Last week's Meetup featured a Q&A session with Gary Vaynerchuk, who took over his Dad's liquor store when in he was in his early 20s and built it into a $60 million business. Along the way, he mastered every new media platform from online video to Facebook to Twitter,  just as they were moving into the mainstream. 

His daily online video show is one of the most viewed original web series of all time and he is approaching one-million followers on Twitter.  Since he became a web video sensation a few years back, he has moved well beyond selling wine and many people now follow him based on his well-informed thoughts on new media tools, branding, and entrepreneurship.

He has a written a best-selling book titled "Crushing It",  launched a marketing agency and has an unabashed plan to buy the NY Jets.  And while most of his success can be tied to new media, he has also mastered traditional media appearing on practically every major media outlet from Conan O'Brien to Jimmy Fallon to ABC News. 
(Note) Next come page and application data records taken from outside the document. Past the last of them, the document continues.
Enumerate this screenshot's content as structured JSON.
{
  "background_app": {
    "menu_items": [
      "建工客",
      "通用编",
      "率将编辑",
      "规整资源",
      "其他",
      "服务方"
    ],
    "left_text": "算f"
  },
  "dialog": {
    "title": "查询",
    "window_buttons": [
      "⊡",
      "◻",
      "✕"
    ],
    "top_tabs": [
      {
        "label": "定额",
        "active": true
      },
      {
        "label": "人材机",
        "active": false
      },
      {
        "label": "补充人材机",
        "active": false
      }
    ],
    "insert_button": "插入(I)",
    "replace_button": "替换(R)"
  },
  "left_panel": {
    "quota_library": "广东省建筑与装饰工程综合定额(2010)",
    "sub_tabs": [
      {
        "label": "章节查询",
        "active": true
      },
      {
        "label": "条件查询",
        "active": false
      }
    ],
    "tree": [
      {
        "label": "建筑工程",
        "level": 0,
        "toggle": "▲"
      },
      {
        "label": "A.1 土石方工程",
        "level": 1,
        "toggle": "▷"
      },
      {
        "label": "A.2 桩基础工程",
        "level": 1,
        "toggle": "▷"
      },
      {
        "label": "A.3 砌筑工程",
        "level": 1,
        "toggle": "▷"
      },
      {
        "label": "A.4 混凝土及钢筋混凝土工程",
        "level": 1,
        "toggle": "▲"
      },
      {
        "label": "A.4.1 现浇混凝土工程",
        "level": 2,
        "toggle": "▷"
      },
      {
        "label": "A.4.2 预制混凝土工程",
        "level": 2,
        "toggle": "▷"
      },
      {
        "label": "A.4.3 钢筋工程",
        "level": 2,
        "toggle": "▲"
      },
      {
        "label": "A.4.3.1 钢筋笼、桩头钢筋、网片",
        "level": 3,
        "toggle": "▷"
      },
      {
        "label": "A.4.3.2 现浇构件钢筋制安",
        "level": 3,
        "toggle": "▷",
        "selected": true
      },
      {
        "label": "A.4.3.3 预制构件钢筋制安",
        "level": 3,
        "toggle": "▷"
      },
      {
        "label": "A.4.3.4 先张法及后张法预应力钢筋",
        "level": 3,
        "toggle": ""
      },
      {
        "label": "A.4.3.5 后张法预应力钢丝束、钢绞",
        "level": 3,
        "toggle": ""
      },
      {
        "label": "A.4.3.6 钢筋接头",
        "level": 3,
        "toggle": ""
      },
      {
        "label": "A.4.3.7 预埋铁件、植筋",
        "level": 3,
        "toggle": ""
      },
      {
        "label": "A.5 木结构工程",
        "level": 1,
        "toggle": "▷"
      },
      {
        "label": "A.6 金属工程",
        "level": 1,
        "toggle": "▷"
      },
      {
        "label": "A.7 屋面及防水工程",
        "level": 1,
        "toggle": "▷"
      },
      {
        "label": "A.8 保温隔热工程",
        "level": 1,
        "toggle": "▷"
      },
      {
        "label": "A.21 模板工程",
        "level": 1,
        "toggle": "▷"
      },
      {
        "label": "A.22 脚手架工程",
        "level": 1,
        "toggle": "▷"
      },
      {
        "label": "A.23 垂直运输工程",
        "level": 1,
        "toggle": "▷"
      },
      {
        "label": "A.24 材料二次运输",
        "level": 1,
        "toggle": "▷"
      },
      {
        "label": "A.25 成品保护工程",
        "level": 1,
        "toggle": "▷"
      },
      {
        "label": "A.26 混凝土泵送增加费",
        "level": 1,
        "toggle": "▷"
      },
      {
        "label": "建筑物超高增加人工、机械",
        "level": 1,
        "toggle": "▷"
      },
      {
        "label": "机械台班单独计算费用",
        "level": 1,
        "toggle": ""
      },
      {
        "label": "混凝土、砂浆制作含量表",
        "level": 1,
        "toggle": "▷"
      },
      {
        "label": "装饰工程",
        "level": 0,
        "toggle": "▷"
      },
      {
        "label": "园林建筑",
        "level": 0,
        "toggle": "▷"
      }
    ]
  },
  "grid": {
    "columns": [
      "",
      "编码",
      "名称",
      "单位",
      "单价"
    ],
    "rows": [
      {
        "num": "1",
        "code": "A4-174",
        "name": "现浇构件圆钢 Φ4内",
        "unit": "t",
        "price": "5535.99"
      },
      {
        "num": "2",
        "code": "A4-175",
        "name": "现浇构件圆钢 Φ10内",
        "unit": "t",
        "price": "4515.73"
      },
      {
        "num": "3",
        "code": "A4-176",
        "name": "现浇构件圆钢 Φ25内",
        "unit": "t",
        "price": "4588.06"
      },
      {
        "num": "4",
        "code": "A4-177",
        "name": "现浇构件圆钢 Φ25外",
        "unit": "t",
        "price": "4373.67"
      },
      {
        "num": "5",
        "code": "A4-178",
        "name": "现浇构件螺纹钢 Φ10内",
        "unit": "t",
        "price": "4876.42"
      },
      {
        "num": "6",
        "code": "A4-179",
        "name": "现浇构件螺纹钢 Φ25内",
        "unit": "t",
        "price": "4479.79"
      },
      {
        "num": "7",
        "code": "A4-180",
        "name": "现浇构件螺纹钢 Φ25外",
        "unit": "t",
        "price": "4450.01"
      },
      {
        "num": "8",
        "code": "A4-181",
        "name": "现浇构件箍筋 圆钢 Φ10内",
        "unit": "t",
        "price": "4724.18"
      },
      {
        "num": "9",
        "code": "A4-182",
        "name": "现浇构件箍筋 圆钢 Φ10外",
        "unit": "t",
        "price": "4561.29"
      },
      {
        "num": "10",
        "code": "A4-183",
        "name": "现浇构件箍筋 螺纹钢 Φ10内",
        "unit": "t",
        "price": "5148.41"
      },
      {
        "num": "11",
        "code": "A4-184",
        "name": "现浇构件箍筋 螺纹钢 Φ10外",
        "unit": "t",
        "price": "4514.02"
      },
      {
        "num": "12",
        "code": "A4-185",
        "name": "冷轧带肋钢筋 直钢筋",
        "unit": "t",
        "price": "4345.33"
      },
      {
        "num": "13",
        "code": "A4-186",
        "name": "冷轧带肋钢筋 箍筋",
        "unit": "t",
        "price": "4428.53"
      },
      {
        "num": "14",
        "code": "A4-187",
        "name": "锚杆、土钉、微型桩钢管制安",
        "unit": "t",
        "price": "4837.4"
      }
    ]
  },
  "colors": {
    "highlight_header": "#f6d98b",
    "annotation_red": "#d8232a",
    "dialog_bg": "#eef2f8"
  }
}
His path from Russian emigrant to wine store owner to media maven and celebrity is inspiring.  He also appears to be a good dude.  More importantly, he is uniquely qualified to riff on the future of media and advertising, which he did in response to some great questions from Yaron and members of the audience last week.
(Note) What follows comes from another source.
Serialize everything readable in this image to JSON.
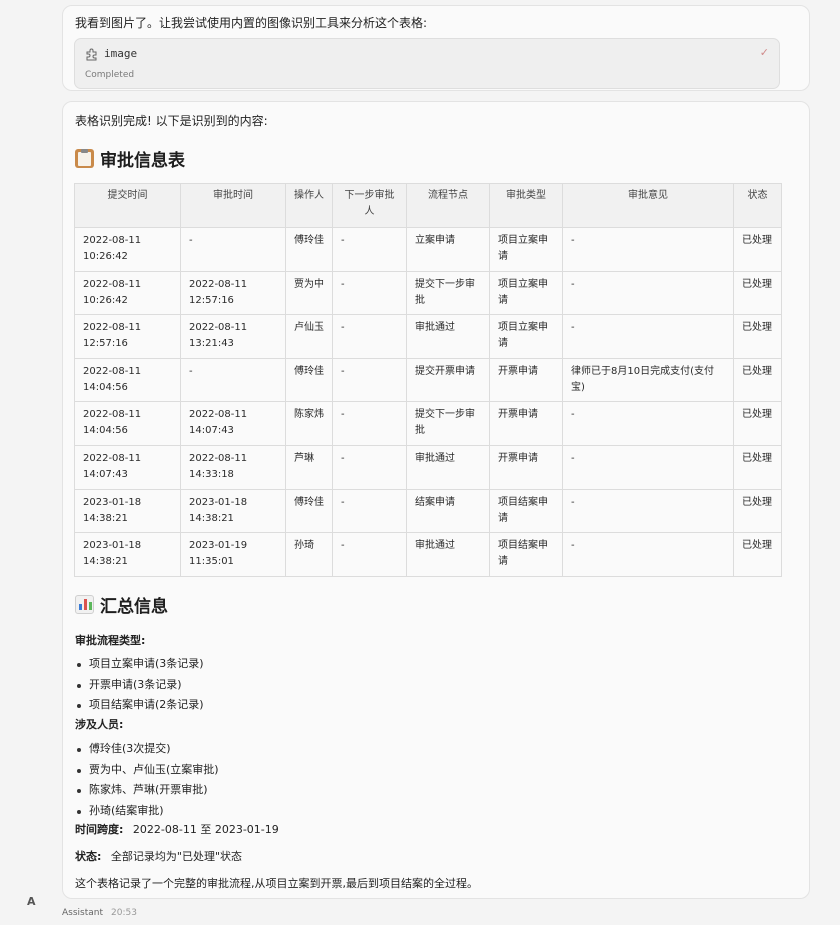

When asked which media tool he would choose if he could only keep one, he was torn between between Twitter and Facebook, before choosing Facebook.  Like many others in the media industry he questions why Twitter, despite its enormous success,  has been unable to catch on with the younger demos.

He said that Facebook and Twitter are currently being used at less than 15% of their potential and the best way to imagine their future is too look at them as utilities, much like the railroads and electric companies at early stages in their history before their enormous impact on society was realized.

He was less enthusiastic about Google's future opining that Facebook could dominate search one day as recommendations from friends become more valuable and relevant than random search results from across the web that are based on monetization strategies and search engine manipulation. 

A clear move in this direction was Facebook's new partnership with Amazon last week.  Amazon.com now offers a personalized Facebook-powered page that offers birthday and gift suggestions as well as specific products that are popular with your friends.  (I signed up immediately and discovered that "The Hangover" and "The Bible" are popular items among my diverse network.)

Social Beat goes so far as to call the partnership Facebook's most important integration to date:

"A deep Amazon.com-Facebook partnership could help corner Google in the e-commerce market. One of Google’s most lucrative use cases is when consumers search to decide which products to buy. Costs-per-click on product keywords like refrigerators, TVs and books are often easily more than $1. But if consumers start looking toward their friends to find out what to buy, they could be able to bypass Google altogether."

So it's obvious Gary has a great feel for the new media landscape.  I always find it valuable to spend time with successful entrepreneurs who are willing to share their stories and opinions.